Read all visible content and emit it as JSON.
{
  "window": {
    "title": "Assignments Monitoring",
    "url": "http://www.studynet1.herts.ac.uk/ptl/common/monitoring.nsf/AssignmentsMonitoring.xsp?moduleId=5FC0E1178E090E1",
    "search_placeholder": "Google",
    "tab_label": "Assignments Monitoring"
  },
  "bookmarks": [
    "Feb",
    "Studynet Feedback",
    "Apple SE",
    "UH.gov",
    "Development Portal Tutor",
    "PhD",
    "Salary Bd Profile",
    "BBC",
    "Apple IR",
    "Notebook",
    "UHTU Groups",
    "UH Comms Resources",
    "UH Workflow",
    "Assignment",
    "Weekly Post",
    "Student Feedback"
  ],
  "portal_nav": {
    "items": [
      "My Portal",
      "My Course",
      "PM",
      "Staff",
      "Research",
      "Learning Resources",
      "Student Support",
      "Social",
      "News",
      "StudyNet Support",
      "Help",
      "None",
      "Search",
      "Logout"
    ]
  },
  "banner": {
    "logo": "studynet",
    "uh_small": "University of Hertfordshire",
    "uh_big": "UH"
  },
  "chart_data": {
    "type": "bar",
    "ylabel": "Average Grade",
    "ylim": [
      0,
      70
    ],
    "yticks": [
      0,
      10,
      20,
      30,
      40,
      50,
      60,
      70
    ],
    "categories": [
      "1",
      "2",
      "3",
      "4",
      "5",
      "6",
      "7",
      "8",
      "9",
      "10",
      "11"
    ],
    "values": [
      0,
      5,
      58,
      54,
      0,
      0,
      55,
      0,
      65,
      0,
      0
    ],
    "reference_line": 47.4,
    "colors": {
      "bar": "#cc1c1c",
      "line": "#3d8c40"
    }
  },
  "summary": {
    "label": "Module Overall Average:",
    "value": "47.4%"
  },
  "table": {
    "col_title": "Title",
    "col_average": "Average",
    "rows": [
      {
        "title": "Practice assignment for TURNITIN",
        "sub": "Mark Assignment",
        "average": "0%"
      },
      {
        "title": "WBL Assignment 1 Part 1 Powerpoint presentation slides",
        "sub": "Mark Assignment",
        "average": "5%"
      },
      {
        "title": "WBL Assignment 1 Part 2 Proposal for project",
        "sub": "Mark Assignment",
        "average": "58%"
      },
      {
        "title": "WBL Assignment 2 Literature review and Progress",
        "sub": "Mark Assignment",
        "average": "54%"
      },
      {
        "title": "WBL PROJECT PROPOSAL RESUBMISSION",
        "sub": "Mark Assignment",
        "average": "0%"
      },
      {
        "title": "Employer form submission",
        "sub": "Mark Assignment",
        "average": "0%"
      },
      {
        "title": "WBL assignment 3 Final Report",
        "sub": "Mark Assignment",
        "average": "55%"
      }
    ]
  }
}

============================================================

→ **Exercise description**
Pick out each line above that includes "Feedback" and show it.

→ **Task response**
    "Studynet Feedback",
    "Student Feedback"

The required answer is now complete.